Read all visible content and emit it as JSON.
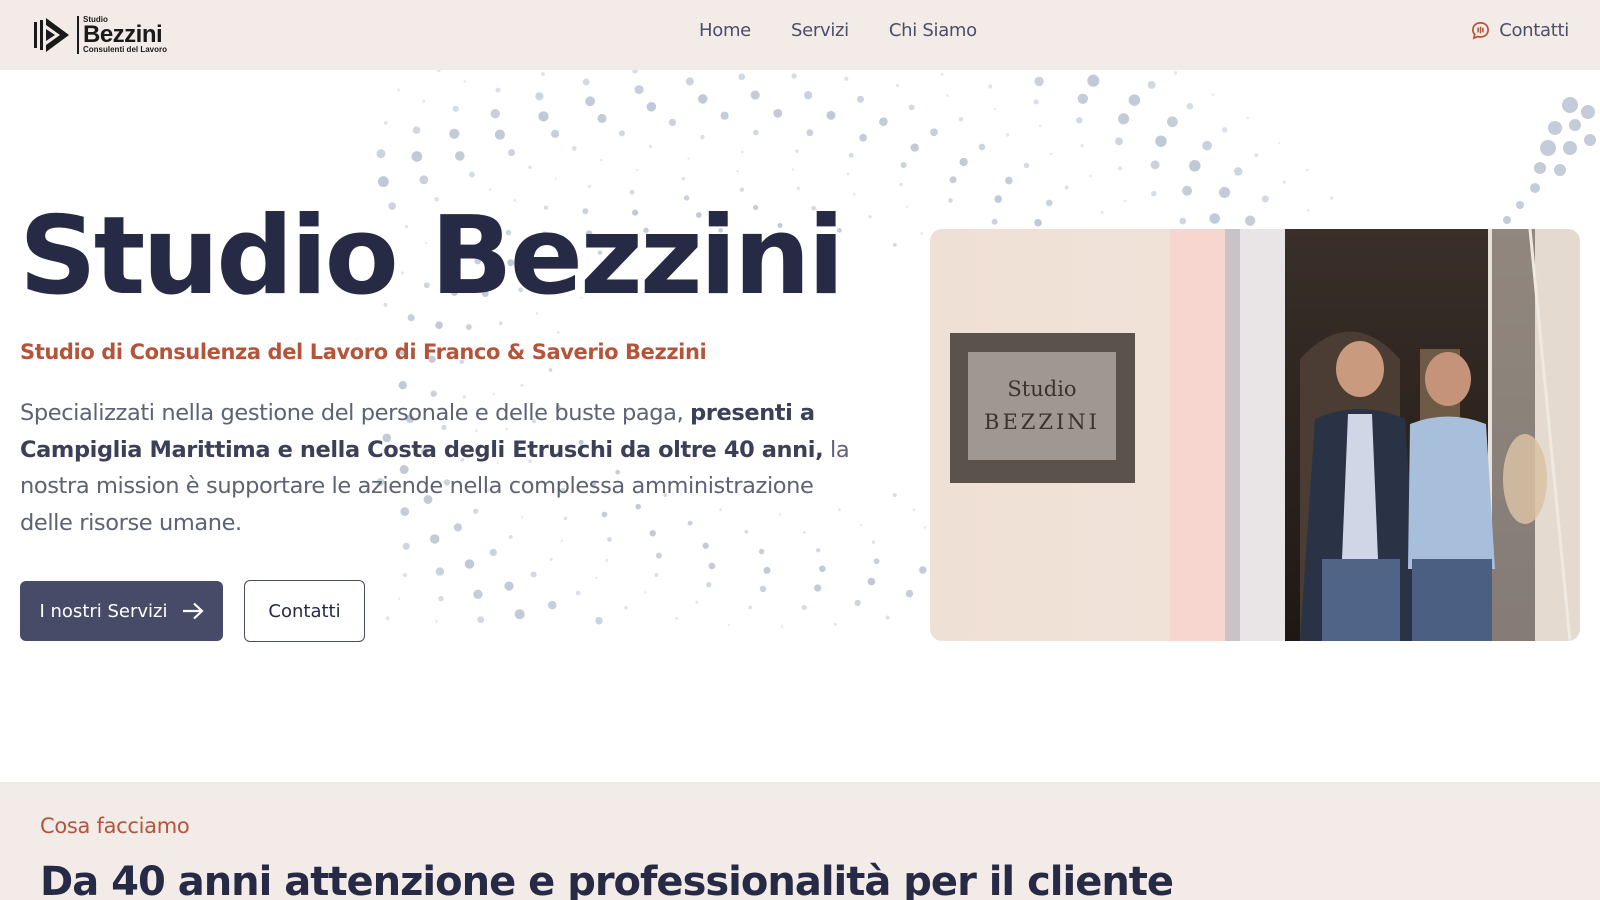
{
  "header": {
    "logo": {
      "small": "Studio",
      "name": "Bezzini",
      "tagline": "Consulenti del Lavoro"
    },
    "nav": [
      {
        "label": "Home"
      },
      {
        "label": "Servizi"
      },
      {
        "label": "Chi Siamo"
      }
    ],
    "contact": {
      "label": "Contatti",
      "icon": "chat-bubble-icon"
    }
  },
  "hero": {
    "title": "Studio Bezzini",
    "subtitle": "Studio di Consulenza del Lavoro di Franco & Saverio Bezzini",
    "description": {
      "part1": "Specializzati nella gestione del personale e delle buste paga, ",
      "bold": "presenti a Campiglia Marittima e nella Costa degli Etruschi da oltre 40 anni,",
      "part2": " la nostra mission è supportare le aziende nella complessa amministrazione delle risorse umane."
    },
    "primary_button": {
      "label": "I nostri Servizi",
      "icon": "arrow-right-icon"
    },
    "secondary_button": {
      "label": "Contatti"
    },
    "photo": {
      "plaque_line1": "Studio",
      "plaque_line2": "BEZZINI"
    }
  },
  "section": {
    "kicker": "Cosa facciamo",
    "title": "Da 40 anni attenzione e professionalità per il cliente"
  },
  "colors": {
    "navy": "#262a45",
    "accent": "#b5543a",
    "header_bg": "#f3ebe7",
    "button": "#474b68",
    "dots": "#b9c3d1"
  }
}
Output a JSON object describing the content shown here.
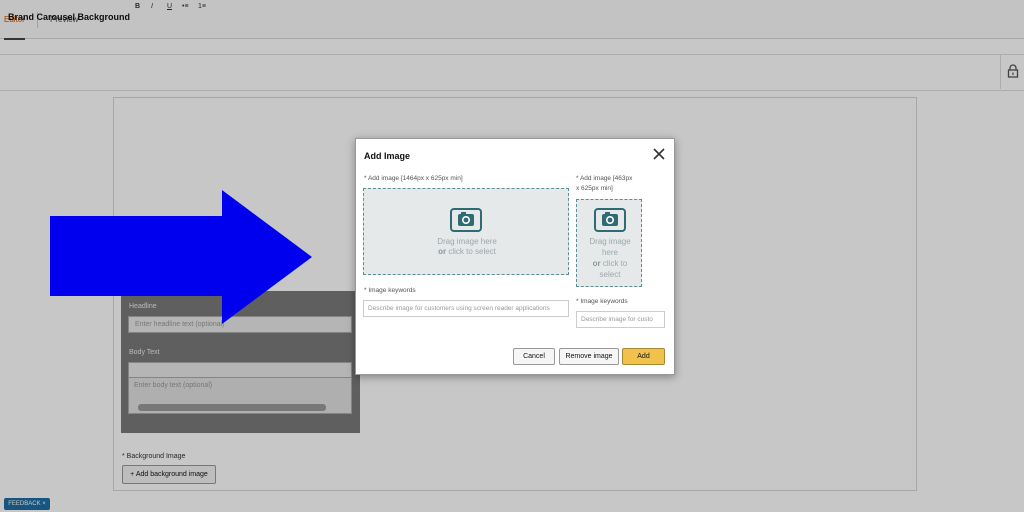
{
  "tabs": [
    {
      "label": "Editor",
      "active": true
    },
    {
      "label": "Preview",
      "active": false
    }
  ],
  "header": {
    "title": "Brand Carousel Background",
    "lock_icon": "lock-icon"
  },
  "text_card": {
    "headline_label": "Headline",
    "headline_placeholder": "Enter headline text (optional)",
    "body_label": "Body Text",
    "body_placeholder": "Enter body text (optional)",
    "toolbar": [
      "B",
      "I",
      "U",
      "•≡",
      "1≡"
    ]
  },
  "background": {
    "label": "* Background Image",
    "add_button": "+ Add background image"
  },
  "feedback": "FEEDBACK ×",
  "modal": {
    "title": "Add Image",
    "large": {
      "label": "* Add image [1464px x 625px min]",
      "drag_text": "Drag image here",
      "or_text": "or",
      "click_text": "click to select",
      "keywords_label": "* Image keywords",
      "keywords_placeholder": "Describe image for customers using screen reader applications"
    },
    "small": {
      "label_line1": "* Add image [463px",
      "label_line2": "x 625px min]",
      "drag_line1": "Drag image",
      "drag_line2": "here",
      "or_text": "or",
      "click_line1": "click to",
      "click_line2": "select",
      "keywords_label": "* Image keywords",
      "keywords_placeholder": "Describe image for custo"
    },
    "buttons": {
      "cancel": "Cancel",
      "remove": "Remove image",
      "add": "Add"
    }
  },
  "colors": {
    "arrow": "#0000ee",
    "accent_tab": "#c45500",
    "primary_button": "#f0c14b",
    "dropzone_border": "#5b8f97"
  }
}
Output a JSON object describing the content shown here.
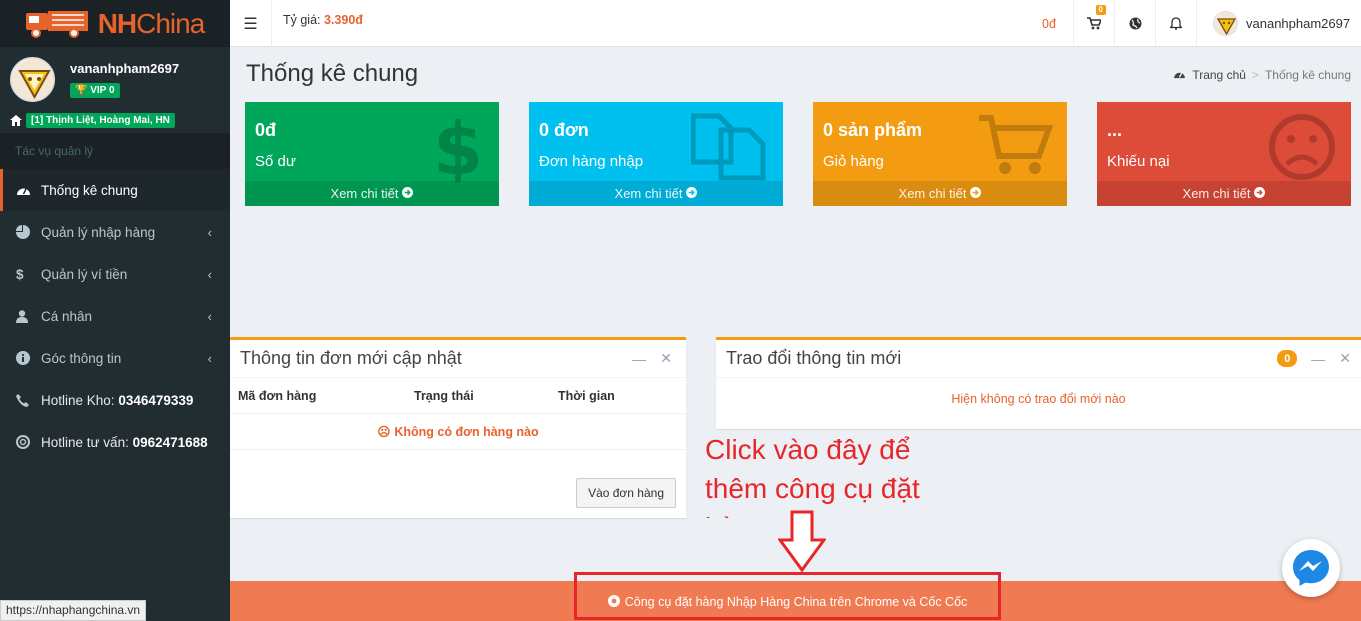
{
  "brand": {
    "name_part1": "NH",
    "name_part2": "China"
  },
  "header": {
    "rate_label": "Tỷ giá:",
    "rate_value": "3.390đ",
    "balance": "0đ",
    "cart_count": "0",
    "username": "vananhpham2697"
  },
  "sidebar": {
    "username": "vananhpham2697",
    "vip": "VIP 0",
    "address": "[1] Thịnh Liệt, Hoàng Mai, HN",
    "section_label": "Tác vụ quản lý",
    "items": [
      {
        "label": "Thống kê chung",
        "icon": "dashboard-icon"
      },
      {
        "label": "Quản lý nhập hàng",
        "icon": "pie-chart-icon"
      },
      {
        "label": "Quản lý ví tiền",
        "icon": "dollar-icon"
      },
      {
        "label": "Cá nhân",
        "icon": "user-icon"
      },
      {
        "label": "Góc thông tin",
        "icon": "info-icon"
      }
    ],
    "hotline_kho_label": "Hotline Kho:",
    "hotline_kho_number": "0346479339",
    "hotline_tv_label": "Hotline tư vấn:",
    "hotline_tv_number": "0962471688"
  },
  "page": {
    "title": "Thống kê chung",
    "breadcrumb_home": "Trang chủ",
    "breadcrumb_sep": ">",
    "breadcrumb_current": "Thống kê chung"
  },
  "stats": [
    {
      "value": "0đ",
      "label": "Số dư",
      "footer": "Xem chi tiết",
      "color": "#00a65a",
      "icon": "dollar-icon"
    },
    {
      "value": "0 đơn",
      "label": "Đơn hàng nhập",
      "footer": "Xem chi tiết",
      "color": "#00c0ef",
      "icon": "files-icon"
    },
    {
      "value": "0 sản phẩm",
      "label": "Giỏ hàng",
      "footer": "Xem chi tiết",
      "color": "#f39c12",
      "icon": "cart-icon"
    },
    {
      "value": "...",
      "label": "Khiếu nại",
      "footer": "Xem chi tiết",
      "color": "#dd4b39",
      "icon": "sad-face-icon"
    }
  ],
  "orders_box": {
    "title": "Thông tin đơn mới cập nhật",
    "columns": [
      "Mã đơn hàng",
      "Trạng thái",
      "Thời gian"
    ],
    "empty_text": "Không có đơn hàng nào",
    "button": "Vào đơn hàng"
  },
  "messages_box": {
    "title": "Trao đổi thông tin mới",
    "count": "0",
    "empty_text": "Hiện không có trao đổi mới nào"
  },
  "annotation": {
    "text": "Click vào đây để thêm công cụ đặt hàng"
  },
  "footer": {
    "link_text": "Công cụ đặt hàng Nhập Hàng China trên Chrome và Cốc Cốc"
  },
  "status_bar": {
    "url": "https://nhaphangchina.vn"
  }
}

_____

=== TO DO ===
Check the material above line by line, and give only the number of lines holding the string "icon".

=== ANSWER BELOW ===
12